--- AVAILABLE DATA ---
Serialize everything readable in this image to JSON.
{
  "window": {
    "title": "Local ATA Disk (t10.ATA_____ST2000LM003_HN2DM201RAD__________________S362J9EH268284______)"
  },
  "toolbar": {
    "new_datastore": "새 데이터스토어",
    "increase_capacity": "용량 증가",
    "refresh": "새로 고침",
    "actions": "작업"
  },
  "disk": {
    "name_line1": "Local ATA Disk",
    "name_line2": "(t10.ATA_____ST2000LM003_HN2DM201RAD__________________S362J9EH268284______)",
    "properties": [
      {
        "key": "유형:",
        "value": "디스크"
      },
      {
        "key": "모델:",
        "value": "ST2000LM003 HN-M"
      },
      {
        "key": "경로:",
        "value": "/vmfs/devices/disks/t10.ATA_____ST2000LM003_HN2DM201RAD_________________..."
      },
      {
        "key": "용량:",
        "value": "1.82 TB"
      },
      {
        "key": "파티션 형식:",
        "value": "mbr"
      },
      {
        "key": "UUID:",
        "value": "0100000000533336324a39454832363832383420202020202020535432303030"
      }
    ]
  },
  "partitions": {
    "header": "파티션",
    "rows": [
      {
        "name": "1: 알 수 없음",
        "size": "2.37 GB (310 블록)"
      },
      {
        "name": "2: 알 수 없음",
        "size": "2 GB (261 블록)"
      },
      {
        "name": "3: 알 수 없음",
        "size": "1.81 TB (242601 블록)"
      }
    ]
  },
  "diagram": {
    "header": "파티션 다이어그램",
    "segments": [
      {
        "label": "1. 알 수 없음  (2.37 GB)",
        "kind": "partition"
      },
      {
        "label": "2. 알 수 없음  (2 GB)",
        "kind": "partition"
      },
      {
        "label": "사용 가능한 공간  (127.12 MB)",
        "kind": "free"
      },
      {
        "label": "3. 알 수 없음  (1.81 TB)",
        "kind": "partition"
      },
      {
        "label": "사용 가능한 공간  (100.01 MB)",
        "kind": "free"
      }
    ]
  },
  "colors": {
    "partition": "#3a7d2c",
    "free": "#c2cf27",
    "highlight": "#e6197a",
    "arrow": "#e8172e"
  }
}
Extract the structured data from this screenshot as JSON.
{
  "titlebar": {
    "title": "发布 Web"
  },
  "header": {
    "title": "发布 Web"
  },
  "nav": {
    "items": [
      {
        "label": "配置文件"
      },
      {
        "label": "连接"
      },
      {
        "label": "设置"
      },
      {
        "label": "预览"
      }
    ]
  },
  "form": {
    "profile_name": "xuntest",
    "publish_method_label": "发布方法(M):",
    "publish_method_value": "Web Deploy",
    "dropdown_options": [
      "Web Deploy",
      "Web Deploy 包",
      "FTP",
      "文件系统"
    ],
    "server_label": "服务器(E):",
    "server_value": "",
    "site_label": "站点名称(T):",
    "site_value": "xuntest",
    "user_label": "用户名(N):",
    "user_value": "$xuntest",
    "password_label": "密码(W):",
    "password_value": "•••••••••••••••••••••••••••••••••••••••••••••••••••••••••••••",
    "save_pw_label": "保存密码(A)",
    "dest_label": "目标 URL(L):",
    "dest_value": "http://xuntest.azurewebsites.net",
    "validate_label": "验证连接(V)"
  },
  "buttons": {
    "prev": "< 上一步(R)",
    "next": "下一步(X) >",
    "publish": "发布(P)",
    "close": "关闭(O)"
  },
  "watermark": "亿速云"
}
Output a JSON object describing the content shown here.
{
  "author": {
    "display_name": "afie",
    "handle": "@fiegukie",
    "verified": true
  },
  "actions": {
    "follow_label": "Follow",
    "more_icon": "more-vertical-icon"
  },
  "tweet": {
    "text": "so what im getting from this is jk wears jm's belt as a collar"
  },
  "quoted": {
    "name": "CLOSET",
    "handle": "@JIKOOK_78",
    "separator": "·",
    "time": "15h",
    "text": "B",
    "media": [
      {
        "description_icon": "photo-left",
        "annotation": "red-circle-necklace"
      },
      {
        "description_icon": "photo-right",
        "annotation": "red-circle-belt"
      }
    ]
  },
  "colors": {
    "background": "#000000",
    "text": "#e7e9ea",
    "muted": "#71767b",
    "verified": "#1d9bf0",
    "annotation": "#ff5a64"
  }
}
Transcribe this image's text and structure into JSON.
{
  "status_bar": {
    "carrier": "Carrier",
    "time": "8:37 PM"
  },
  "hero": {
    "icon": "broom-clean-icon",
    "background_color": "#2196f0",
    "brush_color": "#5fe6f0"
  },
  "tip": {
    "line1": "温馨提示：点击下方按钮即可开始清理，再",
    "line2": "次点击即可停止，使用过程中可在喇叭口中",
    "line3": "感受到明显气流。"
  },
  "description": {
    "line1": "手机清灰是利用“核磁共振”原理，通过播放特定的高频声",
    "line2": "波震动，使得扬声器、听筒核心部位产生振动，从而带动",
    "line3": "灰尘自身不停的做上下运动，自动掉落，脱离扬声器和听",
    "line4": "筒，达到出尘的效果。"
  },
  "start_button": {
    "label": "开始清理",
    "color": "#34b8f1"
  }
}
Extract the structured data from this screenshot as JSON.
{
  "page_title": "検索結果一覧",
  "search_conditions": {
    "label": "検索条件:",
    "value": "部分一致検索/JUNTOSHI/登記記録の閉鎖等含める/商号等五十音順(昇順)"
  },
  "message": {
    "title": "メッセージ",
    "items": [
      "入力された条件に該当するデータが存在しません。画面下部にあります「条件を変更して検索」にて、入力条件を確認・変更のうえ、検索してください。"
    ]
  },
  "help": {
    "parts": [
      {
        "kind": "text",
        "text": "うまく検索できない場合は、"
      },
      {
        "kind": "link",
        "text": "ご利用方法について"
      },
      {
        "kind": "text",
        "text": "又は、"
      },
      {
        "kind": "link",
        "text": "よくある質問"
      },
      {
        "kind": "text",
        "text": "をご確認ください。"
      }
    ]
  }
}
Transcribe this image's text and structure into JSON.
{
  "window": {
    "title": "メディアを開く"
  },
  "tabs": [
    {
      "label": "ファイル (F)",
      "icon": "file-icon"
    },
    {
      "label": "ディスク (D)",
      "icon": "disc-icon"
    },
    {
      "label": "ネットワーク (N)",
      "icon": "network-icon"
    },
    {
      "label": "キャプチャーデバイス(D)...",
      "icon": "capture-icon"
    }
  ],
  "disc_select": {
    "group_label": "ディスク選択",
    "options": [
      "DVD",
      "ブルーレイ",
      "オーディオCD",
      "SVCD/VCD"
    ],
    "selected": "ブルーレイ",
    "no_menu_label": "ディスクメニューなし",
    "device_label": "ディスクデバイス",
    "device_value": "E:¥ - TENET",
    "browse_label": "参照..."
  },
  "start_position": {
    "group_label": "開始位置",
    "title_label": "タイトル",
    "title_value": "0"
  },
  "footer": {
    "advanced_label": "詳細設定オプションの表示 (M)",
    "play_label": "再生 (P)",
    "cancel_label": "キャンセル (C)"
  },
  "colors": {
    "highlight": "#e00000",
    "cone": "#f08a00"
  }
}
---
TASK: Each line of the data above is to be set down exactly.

ANSWER SECTION:
Serialize everything readable in this image to JSON.
{
  "window": {
    "title": "Local ATA Disk (t10.ATA_____ST2000LM003_HN2DM201RAD__________________S362J9EH268284______)"
  },
  "toolbar": {
    "new_datastore": "새 데이터스토어",
    "increase_capacity": "용량 증가",
    "refresh": "새로 고침",
    "actions": "작업"
  },
  "disk": {
    "name_line1": "Local ATA Disk",
    "name_line2": "(t10.ATA_____ST2000LM003_HN2DM201RAD__________________S362J9EH268284______)",
    "properties": [
      {
        "key": "유형:",
        "value": "디스크"
      },
      {
        "key": "모델:",
        "value": "ST2000LM003 HN-M"
      },
      {
        "key": "경로:",
        "value": "/vmfs/devices/disks/t10.ATA_____ST2000LM003_HN2DM201RAD_________________..."
      },
      {
        "key": "용량:",
        "value": "1.82 TB"
      },
      {
        "key": "파티션 형식:",
        "value": "mbr"
      },
      {
        "key": "UUID:",
        "value": "0100000000533336324a39454832363832383420202020202020535432303030"
      }
    ]
  },
  "partitions": {
    "header": "파티션",
    "rows": [
      {
        "name": "1: 알 수 없음",
        "size": "2.37 GB (310 블록)"
      },
      {
        "name": "2: 알 수 없음",
        "size": "2 GB (261 블록)"
      },
      {
        "name": "3: 알 수 없음",
        "size": "1.81 TB (242601 블록)"
      }
    ]
  },
  "diagram": {
    "header": "파티션 다이어그램",
    "segments": [
      {
        "label": "1. 알 수 없음  (2.37 GB)",
        "kind": "partition"
      },
      {
        "label": "2. 알 수 없음  (2 GB)",
        "kind": "partition"
      },
      {
        "label": "사용 가능한 공간  (127.12 MB)",
        "kind": "free"
      },
      {
        "label": "3. 알 수 없음  (1.81 TB)",
        "kind": "partition"
      },
      {
        "label": "사용 가능한 공간  (100.01 MB)",
        "kind": "free"
      }
    ]
  },
  "colors": {
    "partition": "#3a7d2c",
    "free": "#c2cf27",
    "highlight": "#e6197a",
    "arrow": "#e8172e"
  }
}
Extract the structured data from this screenshot as JSON.
{
  "titlebar": {
    "title": "发布 Web"
  },
  "header": {
    "title": "发布 Web"
  },
  "nav": {
    "items": [
      {
        "label": "配置文件"
      },
      {
        "label": "连接"
      },
      {
        "label": "设置"
      },
      {
        "label": "预览"
      }
    ]
  },
  "form": {
    "profile_name": "xuntest",
    "publish_method_label": "发布方法(M):",
    "publish_method_value": "Web Deploy",
    "dropdown_options": [
      "Web Deploy",
      "Web Deploy 包",
      "FTP",
      "文件系统"
    ],
    "server_label": "服务器(E):",
    "server_value": "",
    "site_label": "站点名称(T):",
    "site_value": "xuntest",
    "user_label": "用户名(N):",
    "user_value": "$xuntest",
    "password_label": "密码(W):",
    "password_value": "•••••••••••••••••••••••••••••••••••••••••••••••••••••••••••••",
    "save_pw_label": "保存密码(A)",
    "dest_label": "目标 URL(L):",
    "dest_value": "http://xuntest.azurewebsites.net",
    "validate_label": "验证连接(V)"
  },
  "buttons": {
    "prev": "< 上一步(R)",
    "next": "下一步(X) >",
    "publish": "发布(P)",
    "close": "关闭(O)"
  },
  "watermark": "亿速云"
}
Output a JSON object describing the content shown here.
{
  "author": {
    "display_name": "afie",
    "handle": "@fiegukie",
    "verified": true
  },
  "actions": {
    "follow_label": "Follow",
    "more_icon": "more-vertical-icon"
  },
  "tweet": {
    "text": "so what im getting from this is jk wears jm's belt as a collar"
  },
  "quoted": {
    "name": "CLOSET",
    "handle": "@JIKOOK_78",
    "separator": "·",
    "time": "15h",
    "text": "B",
    "media": [
      {
        "description_icon": "photo-left",
        "annotation": "red-circle-necklace"
      },
      {
        "description_icon": "photo-right",
        "annotation": "red-circle-belt"
      }
    ]
  },
  "colors": {
    "background": "#000000",
    "text": "#e7e9ea",
    "muted": "#71767b",
    "verified": "#1d9bf0",
    "annotation": "#ff5a64"
  }
}
Transcribe this image's text and structure into JSON.
{
  "status_bar": {
    "carrier": "Carrier",
    "time": "8:37 PM"
  },
  "hero": {
    "icon": "broom-clean-icon",
    "background_color": "#2196f0",
    "brush_color": "#5fe6f0"
  },
  "tip": {
    "line1": "温馨提示：点击下方按钮即可开始清理，再",
    "line2": "次点击即可停止，使用过程中可在喇叭口中",
    "line3": "感受到明显气流。"
  },
  "description": {
    "line1": "手机清灰是利用“核磁共振”原理，通过播放特定的高频声",
    "line2": "波震动，使得扬声器、听筒核心部位产生振动，从而带动",
    "line3": "灰尘自身不停的做上下运动，自动掉落，脱离扬声器和听",
    "line4": "筒，达到出尘的效果。"
  },
  "start_button": {
    "label": "开始清理",
    "color": "#34b8f1"
  }
}
Extract the structured data from this screenshot as JSON.
{
  "page_title": "検索結果一覧",
  "search_conditions": {
    "label": "検索条件:",
    "value": "部分一致検索/JUNTOSHI/登記記録の閉鎖等含める/商号等五十音順(昇順)"
  },
  "message": {
    "title": "メッセージ",
    "items": [
      "入力された条件に該当するデータが存在しません。画面下部にあります「条件を変更して検索」にて、入力条件を確認・変更のうえ、検索してください。"
    ]
  },
  "help": {
    "parts": [
      {
        "kind": "text",
        "text": "うまく検索できない場合は、"
      },
      {
        "kind": "link",
        "text": "ご利用方法について"
      },
      {
        "kind": "text",
        "text": "又は、"
      },
      {
        "kind": "link",
        "text": "よくある質問"
      },
      {
        "kind": "text",
        "text": "をご確認ください。"
      }
    ]
  }
}
Transcribe this image's text and structure into JSON.
{
  "window": {
    "title": "メディアを開く"
  },
  "tabs": [
    {
      "label": "ファイル (F)",
      "icon": "file-icon"
    },
    {
      "label": "ディスク (D)",
      "icon": "disc-icon"
    },
    {
      "label": "ネットワーク (N)",
      "icon": "network-icon"
    },
    {
      "label": "キャプチャーデバイス(D)...",
      "icon": "capture-icon"
    }
  ],
  "disc_select": {
    "group_label": "ディスク選択",
    "options": [
      "DVD",
      "ブルーレイ",
      "オーディオCD",
      "SVCD/VCD"
    ],
    "selected": "ブルーレイ",
    "no_menu_label": "ディスクメニューなし",
    "device_label": "ディスクデバイス",
    "device_value": "E:¥ - TENET",
    "browse_label": "参照..."
  },
  "start_position": {
    "group_label": "開始位置",
    "title_label": "タイトル",
    "title_value": "0"
  },
  "footer": {
    "advanced_label": "詳細設定オプションの表示 (M)",
    "play_label": "再生 (P)",
    "cancel_label": "キャンセル (C)"
  },
  "colors": {
    "highlight": "#e00000",
    "cone": "#f08a00"
  }
}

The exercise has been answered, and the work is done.